By | Published on Thursday 29 September 2016

US Department Of Justice

Eighteen members of US Congress have called of the Department Of Justice to reconsider its decision to force 100% licensing onto American collecting societies BMI and ASCAP.

As previously reported, the DoJ, which oversees the consent decrees that regulate the two performing rights organisations, conducted a thorough review of those regulations after the music publishers requested various changes be made.

But, having done the review, not only did the DoJ decide not to make any changes, it also ruled that – under the current consent decrees – BMI and ASCAP are obliged to operate a 100% licensing system.

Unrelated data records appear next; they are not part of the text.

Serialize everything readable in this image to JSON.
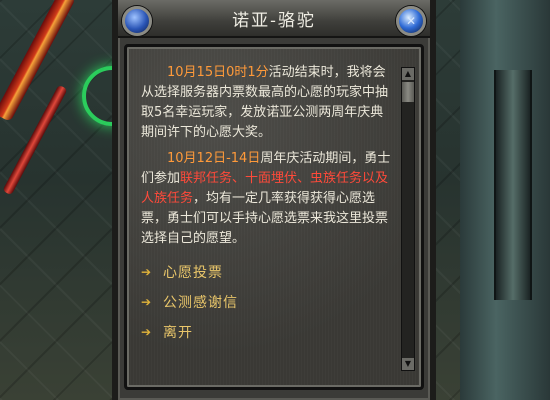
{
  "dialog": {
    "title": "诺亚-骆驼",
    "paragraph1": {
      "date_highlight": "10月15日0时1分",
      "text": "活动结束时，我将会从选择服务器内票数最高的心愿的玩家中抽取5名幸运玩家，发放诺亚公测两周年庆典期间许下的心愿大奖。"
    },
    "paragraph2": {
      "date_highlight": "10月12日-14日",
      "text_a": "周年庆活动期间，勇士们参加",
      "task_highlight": "联邦任务、十面埋伏、虫族任务以及人族任务",
      "text_b": "，均有一定几率获得获得心愿选票，勇士们可以手持心愿选票来我这里投票选择自己的愿望。"
    },
    "options": [
      {
        "label": "心愿投票"
      },
      {
        "label": "公测感谢信"
      },
      {
        "label": "离开"
      }
    ],
    "icons": {
      "left_orb": "blue-orb-icon",
      "right_orb": "close-orb-icon",
      "option_arrow": "arrow-right-icon"
    }
  }
}
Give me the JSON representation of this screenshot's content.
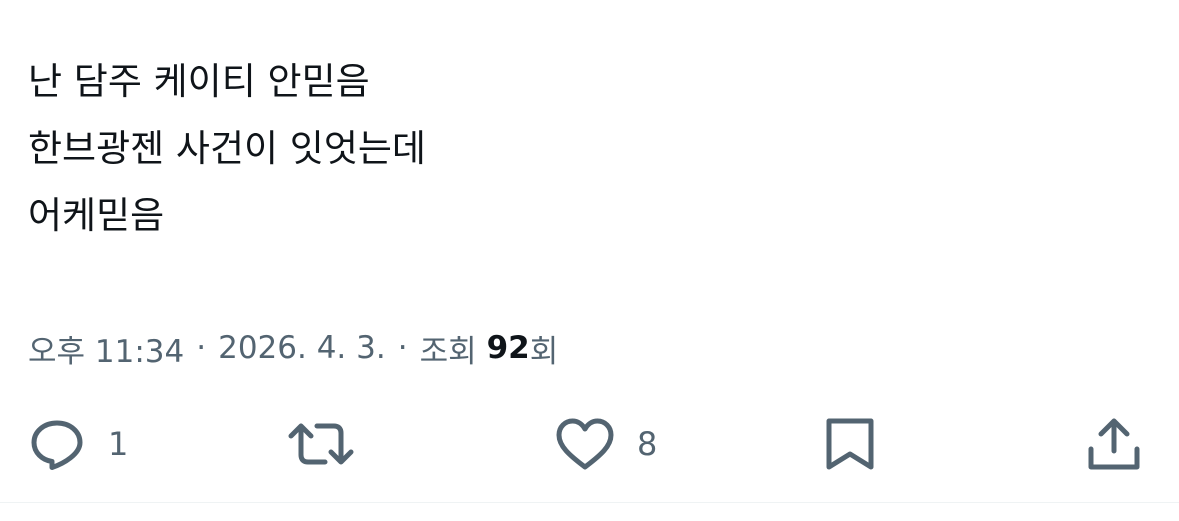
{
  "tweet": {
    "lines": [
      "난 담주 케이티 안믿음",
      "한브광젠 사건이 잇엇는데",
      "어케믿음"
    ]
  },
  "meta": {
    "time": "오후 11:34",
    "separator": "·",
    "date": "2026. 4. 3.",
    "views_label": "조회",
    "views_count": "92",
    "views_suffix": "회"
  },
  "actions": {
    "reply": {
      "icon": "reply-icon",
      "count": "1"
    },
    "retweet": {
      "icon": "retweet-icon"
    },
    "like": {
      "icon": "heart-icon",
      "count": "8"
    },
    "bookmark": {
      "icon": "bookmark-icon"
    },
    "share": {
      "icon": "share-icon"
    }
  },
  "colors": {
    "text": "#0f1419",
    "secondary": "#536471",
    "divider": "#eff3f4"
  }
}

That means that where a song is co-owned by an ASCAP member and a BMI member, a licensee can make use of that song with either an ASCAP licence or a BMI licence, whereas previously a licence would be required from both (aka ‘fractional licensing’). The licensee would then pay one society any royalties that are due, and it would be for the PRO to ensure both rights owners got paid their respective share of that money.

The DoJ ruling has been widely criticised by the music industry, and as soon as the government agency’s decision had been confirmed BMI announced it would fight the move in the courts while ASCAP would lobby Congress. BMI then secured a win in court way quicker than everyone anticipated, with judge Louis Stanton immediately ruling that the DoJ had incorrectly interpreted that society’s consent decree.

With the DoJ still having the option to appeal that judgement, plus the status of ASCAP’s consent decree still in limbo, the wider campaign against 100% licensing continues. And to that end eighteen allies of the music industry in Congress signed an open letter to Attorney General Loretta Lynch, who heads up the DoJ.

According to Billboard, in it they write: “We believe a well-functioning music marketplace benefits America’s music-loving public, businesses that use music to connect with their customers and, especially, more than one million songwriters and composers whose creative work is the lifeblood of the entire American music economy”.

Noting that the US Copyright Office opposes the DoJ’s position on 100% licensing, the letter says “the DoJ can no longer maintain that the language of the ASCAP and BMI consent decrees clearly prohibits fractional licensing” and therefore “the DoJ should take prompt action to limit the confusion and chaos [its ruling] creates in the market”.

Among the signatories of the new letter is Doug Collins, who has already been championing the songwriters’ cause by co-proposing the Songwriter Equity Act in Congress, and who quickly declared the DoJ’s ruling on the consent decrees “very frustrating” back in August.